Interfaculty Institute of Maritime and Tropical Medicine,
Medical University of Gdańsk, Powstania Styczniowego 9B, 81-519 Gdynia, Poland
Pol. J. Environ. Stud. 2006;15(3):375–382
Nickel is a metal of widespread distribution in the environment: there are almost 100 minerals of which it is an essential constituent and which have many industrial and commercial uses. Nickel and nickel compounds belong to the classic noxious agents encountered in industry but are also known to affect non-occupationally exposed individuals. The general population may be exposed to nickel in the air, water and food. Inhalation is an important route of occupational exposure to nickel in relation to health risks. Most nickel in the human body originates from drinking water and food; however, the gastrointestinal route is of lesser importance, due to its limited intestinal absorption. The toxicity and carcinogenicity of some nickel compounds (in the nasal cavity, larynx and lungs) in experimental animals, as well as in the occupationally exposed population, are well documented.

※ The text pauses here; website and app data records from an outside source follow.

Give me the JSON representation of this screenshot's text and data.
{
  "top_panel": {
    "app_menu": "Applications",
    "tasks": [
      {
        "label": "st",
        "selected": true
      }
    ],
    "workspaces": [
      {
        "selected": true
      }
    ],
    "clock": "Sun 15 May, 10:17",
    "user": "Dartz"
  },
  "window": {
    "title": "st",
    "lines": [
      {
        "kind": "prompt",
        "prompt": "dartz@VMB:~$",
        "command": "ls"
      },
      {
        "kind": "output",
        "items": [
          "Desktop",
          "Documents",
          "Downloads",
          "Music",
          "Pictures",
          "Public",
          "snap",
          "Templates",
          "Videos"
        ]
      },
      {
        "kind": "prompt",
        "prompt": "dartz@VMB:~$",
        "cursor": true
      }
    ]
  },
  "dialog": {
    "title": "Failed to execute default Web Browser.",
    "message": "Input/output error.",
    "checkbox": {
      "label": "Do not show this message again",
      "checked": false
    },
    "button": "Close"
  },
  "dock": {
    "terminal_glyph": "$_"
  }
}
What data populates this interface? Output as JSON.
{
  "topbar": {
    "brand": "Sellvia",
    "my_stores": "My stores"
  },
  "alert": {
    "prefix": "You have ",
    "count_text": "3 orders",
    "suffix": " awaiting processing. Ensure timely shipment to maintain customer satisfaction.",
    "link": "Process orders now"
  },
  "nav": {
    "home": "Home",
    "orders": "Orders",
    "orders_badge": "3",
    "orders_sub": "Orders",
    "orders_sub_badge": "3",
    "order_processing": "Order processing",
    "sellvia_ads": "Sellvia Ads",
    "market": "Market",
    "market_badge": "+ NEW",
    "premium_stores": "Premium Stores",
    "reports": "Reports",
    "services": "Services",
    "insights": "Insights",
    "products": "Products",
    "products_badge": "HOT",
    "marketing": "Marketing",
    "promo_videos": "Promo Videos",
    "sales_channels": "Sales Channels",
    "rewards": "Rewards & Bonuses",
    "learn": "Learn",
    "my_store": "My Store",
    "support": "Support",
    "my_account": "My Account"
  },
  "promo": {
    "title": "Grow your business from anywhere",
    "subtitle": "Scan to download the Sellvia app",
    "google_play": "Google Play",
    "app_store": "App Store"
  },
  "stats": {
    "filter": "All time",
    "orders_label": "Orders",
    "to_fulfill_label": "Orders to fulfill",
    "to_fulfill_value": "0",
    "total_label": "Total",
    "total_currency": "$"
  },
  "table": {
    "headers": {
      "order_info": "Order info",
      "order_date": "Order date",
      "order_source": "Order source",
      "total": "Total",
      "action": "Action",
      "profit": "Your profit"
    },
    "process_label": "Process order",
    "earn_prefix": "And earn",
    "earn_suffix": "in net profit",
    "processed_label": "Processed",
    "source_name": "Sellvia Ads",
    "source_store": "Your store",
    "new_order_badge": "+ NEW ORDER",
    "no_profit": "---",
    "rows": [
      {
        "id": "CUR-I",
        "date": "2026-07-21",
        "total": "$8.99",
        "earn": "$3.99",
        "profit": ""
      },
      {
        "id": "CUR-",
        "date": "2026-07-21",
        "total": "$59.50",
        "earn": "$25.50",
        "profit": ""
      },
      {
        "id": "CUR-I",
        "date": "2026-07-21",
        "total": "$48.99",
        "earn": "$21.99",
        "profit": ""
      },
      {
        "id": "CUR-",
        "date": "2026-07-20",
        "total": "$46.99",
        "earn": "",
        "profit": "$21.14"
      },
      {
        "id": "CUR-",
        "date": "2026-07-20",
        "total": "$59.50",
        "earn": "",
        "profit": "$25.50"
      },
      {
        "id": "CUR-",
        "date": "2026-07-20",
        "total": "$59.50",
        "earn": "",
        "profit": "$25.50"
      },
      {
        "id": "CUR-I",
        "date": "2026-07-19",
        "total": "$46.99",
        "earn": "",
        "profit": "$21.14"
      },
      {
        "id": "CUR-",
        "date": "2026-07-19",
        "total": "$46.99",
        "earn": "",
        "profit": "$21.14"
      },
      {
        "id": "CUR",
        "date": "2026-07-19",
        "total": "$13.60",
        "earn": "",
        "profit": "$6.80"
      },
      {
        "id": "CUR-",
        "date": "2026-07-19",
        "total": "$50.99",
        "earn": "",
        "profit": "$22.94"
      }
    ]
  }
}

The objective of this paper is to summarize the current overview of the occurrence and sources of nickel in the environment, and the effect of this metal and its compounds on living organisms. As this topic is very broad, this review is briefly concerned with the toxicokinetics of nickel, its health effects and biological monitoring.